Lady Lucy Manners was the wife of the second Duke of Montrose. Her portrait is an early work by Ramsay, painted the year after he returned from his first visit to Italy, to start a successful portrait practice in London.
Acc. No.NG 1524
MediumOil on canvas
Size74.00 x 61.60 cm (framed: 94.60 x 81.70 x 7.40 cm)
CreditBequest of Mrs Nisbet Hamilton Ogilvy of Biel 1921
Allan Ramsay (Scottish, 1713 - 1784)
Ramsay, named after his father who was a poet, was internationally renowned for his outstanding portraits. He attended the new Academy of St Luke in Edinburgh and then continued his artistic education in Italy. He visited Rome, studying at the French Academy and Naples. British residents commissioned many portraits from him and as soon as he returned to London he established a successful studio. He also returned to Edinburgh regularly. King George III appointed him King's painter. As a gifted conversationalist and writer of essays, Ramsay pursued his scholarly interests when injury to his right arm in 1773 cut short his painting career.
An art academy founded in Rome in the late 16th century with painter Federico Zuccaro the first president. Supported by the Pope, it strove to raise the status of artists above that of craftsmen. Also the name of the first art school in Edinburgh.

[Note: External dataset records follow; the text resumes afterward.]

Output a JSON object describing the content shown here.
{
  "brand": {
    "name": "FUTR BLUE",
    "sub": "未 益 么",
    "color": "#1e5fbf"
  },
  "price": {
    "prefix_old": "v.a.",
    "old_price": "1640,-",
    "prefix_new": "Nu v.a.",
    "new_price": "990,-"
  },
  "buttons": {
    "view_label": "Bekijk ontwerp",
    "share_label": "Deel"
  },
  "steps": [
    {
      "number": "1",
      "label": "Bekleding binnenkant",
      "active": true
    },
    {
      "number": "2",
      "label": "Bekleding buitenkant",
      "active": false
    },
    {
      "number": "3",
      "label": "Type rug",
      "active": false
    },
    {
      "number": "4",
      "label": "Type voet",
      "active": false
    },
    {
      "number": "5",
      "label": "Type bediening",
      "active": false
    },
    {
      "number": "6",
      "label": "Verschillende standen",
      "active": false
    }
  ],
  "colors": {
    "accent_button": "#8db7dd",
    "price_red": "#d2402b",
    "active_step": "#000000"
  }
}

When an individual or organisation employs an artist to execute a particular project, the process and the resulting work are termed a ‘commission’.